EXERCISE GOAL - In the records that follow, find each line with the word "latest" and copy it.

DATASET EXTRACT -
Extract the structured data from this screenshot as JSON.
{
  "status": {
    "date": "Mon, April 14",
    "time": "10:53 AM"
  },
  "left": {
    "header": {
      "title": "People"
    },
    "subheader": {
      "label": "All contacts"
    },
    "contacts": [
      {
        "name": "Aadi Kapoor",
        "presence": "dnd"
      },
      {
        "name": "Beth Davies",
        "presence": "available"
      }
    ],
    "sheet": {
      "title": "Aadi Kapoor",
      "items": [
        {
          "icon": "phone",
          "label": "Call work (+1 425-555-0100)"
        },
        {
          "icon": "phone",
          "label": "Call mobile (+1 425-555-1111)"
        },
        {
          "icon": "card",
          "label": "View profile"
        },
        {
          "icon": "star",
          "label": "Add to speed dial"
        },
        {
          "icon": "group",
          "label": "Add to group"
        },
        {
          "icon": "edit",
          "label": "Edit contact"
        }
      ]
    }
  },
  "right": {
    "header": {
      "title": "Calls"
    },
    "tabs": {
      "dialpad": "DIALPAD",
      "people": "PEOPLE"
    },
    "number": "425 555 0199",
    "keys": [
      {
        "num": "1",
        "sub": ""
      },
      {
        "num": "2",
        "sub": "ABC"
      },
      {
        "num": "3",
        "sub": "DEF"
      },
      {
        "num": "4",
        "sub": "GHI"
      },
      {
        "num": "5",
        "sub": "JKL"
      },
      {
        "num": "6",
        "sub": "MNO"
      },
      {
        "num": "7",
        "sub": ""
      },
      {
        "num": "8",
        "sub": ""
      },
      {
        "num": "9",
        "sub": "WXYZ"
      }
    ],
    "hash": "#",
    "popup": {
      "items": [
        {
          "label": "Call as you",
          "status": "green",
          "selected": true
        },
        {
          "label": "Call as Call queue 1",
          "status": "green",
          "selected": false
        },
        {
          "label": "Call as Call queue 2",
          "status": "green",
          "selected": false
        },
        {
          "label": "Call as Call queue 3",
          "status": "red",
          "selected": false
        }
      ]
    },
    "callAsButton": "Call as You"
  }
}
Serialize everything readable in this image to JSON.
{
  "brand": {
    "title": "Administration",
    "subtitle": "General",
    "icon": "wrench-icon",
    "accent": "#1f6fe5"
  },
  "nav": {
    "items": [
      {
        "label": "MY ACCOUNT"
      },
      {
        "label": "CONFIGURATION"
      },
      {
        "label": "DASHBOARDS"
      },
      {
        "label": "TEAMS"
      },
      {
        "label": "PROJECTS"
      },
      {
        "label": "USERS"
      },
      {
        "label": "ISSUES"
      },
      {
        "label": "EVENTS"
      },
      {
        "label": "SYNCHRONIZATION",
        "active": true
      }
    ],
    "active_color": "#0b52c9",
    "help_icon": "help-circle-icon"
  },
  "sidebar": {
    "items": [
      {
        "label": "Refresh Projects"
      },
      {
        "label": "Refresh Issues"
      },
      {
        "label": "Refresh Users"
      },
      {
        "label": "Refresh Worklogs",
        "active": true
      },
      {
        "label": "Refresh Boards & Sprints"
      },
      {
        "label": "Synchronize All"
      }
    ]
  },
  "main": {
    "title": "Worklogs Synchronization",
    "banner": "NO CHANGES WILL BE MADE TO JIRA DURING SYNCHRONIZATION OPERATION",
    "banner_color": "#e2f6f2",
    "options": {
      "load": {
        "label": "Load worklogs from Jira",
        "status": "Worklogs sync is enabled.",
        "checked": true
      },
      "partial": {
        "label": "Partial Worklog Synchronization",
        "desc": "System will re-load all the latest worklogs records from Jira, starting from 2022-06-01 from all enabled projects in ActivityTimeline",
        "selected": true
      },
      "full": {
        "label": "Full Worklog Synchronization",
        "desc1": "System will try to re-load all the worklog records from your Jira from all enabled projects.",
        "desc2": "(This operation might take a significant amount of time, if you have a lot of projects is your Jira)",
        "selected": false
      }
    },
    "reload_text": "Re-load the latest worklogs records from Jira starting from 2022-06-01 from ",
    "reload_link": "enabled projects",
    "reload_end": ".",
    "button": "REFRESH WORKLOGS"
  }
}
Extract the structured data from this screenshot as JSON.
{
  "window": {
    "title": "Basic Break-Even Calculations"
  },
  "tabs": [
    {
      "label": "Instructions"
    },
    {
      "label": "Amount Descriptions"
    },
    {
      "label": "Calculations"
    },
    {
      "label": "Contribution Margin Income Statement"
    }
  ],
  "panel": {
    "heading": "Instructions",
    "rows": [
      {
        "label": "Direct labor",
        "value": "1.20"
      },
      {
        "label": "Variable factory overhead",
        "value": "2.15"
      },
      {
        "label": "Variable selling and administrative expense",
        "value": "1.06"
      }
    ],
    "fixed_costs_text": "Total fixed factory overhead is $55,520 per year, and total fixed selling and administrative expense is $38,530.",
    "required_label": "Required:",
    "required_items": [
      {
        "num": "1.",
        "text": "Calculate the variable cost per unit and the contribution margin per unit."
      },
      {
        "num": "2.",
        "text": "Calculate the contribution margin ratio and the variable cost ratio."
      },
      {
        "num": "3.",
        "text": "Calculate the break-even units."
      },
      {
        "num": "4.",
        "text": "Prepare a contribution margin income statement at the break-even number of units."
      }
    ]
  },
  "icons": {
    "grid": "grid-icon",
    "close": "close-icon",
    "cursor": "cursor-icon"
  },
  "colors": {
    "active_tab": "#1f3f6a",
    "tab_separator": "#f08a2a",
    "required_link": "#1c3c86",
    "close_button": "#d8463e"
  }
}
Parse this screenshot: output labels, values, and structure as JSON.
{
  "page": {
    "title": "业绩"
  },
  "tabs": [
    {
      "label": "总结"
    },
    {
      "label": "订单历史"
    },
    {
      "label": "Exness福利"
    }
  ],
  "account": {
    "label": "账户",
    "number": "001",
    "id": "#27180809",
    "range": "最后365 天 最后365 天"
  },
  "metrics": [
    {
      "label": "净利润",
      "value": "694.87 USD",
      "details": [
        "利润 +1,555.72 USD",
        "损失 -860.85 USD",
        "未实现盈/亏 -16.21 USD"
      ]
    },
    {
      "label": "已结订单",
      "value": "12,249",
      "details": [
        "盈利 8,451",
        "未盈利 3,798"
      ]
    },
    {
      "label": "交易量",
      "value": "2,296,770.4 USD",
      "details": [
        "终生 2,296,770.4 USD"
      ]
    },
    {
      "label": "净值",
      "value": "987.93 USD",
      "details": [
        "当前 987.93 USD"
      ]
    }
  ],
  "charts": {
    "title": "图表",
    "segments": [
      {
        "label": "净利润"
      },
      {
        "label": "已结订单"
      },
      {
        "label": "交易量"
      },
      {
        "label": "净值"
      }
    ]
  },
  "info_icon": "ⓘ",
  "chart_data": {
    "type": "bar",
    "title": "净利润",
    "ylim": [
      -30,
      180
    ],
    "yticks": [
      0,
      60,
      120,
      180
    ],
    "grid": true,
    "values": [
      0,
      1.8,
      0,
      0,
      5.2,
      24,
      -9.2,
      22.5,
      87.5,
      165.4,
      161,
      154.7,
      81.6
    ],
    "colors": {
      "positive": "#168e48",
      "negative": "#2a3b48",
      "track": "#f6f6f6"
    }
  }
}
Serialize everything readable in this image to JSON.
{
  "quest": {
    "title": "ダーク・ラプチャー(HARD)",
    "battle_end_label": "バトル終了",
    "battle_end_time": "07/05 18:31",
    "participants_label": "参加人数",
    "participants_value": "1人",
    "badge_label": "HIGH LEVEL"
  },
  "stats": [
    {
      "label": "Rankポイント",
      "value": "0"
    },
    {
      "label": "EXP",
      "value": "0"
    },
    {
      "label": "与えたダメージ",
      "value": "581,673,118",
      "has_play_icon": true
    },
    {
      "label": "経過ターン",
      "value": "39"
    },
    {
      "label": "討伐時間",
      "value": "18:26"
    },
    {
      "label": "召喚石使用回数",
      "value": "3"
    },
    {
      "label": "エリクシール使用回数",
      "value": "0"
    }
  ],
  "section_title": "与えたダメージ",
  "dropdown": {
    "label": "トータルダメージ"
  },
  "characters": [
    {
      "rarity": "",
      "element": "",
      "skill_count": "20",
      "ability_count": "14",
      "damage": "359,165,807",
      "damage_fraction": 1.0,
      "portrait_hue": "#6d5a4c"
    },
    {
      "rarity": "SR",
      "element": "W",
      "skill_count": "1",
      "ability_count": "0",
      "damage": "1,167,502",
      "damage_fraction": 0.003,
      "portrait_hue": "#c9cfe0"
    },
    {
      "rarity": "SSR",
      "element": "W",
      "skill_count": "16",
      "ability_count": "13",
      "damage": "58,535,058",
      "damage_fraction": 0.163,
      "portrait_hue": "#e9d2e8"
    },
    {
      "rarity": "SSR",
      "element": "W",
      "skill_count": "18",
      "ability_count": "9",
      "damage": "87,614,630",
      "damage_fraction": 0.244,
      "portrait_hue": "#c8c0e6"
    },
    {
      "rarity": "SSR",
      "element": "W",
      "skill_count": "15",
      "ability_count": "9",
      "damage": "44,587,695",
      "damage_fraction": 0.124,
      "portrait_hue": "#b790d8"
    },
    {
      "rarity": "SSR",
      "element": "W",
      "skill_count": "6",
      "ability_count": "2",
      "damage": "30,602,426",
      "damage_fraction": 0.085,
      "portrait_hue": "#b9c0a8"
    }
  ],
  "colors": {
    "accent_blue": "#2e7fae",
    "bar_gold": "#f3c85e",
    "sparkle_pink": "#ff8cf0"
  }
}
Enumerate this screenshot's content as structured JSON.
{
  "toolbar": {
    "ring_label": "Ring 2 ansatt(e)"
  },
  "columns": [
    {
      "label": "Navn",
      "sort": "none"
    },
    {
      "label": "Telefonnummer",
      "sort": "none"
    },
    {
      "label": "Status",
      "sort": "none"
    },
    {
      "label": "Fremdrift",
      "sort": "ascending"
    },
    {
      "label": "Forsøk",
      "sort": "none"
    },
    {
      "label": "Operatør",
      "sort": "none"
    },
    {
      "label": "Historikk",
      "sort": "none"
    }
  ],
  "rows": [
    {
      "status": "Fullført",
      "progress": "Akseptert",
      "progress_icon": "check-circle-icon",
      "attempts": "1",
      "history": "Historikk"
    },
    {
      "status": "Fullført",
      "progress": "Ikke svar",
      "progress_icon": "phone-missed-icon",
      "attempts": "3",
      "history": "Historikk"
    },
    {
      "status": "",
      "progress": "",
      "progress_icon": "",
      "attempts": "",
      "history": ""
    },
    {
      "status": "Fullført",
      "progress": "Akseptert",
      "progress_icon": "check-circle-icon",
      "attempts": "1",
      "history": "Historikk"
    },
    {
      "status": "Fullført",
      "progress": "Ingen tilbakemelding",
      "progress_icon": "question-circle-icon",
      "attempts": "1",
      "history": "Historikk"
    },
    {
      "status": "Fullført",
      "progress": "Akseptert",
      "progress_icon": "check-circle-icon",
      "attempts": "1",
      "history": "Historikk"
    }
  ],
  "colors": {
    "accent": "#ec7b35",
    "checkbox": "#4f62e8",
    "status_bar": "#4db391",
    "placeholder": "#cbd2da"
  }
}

RESPONSE AREA -
        "desc": "System will re-load all the latest worklogs records from Jira, starting from 2022-06-01 from all enabled projects in ActivityTimeline",
    "reload_text": "Re-load the latest worklogs records from Jira starting from 2022-06-01 from ",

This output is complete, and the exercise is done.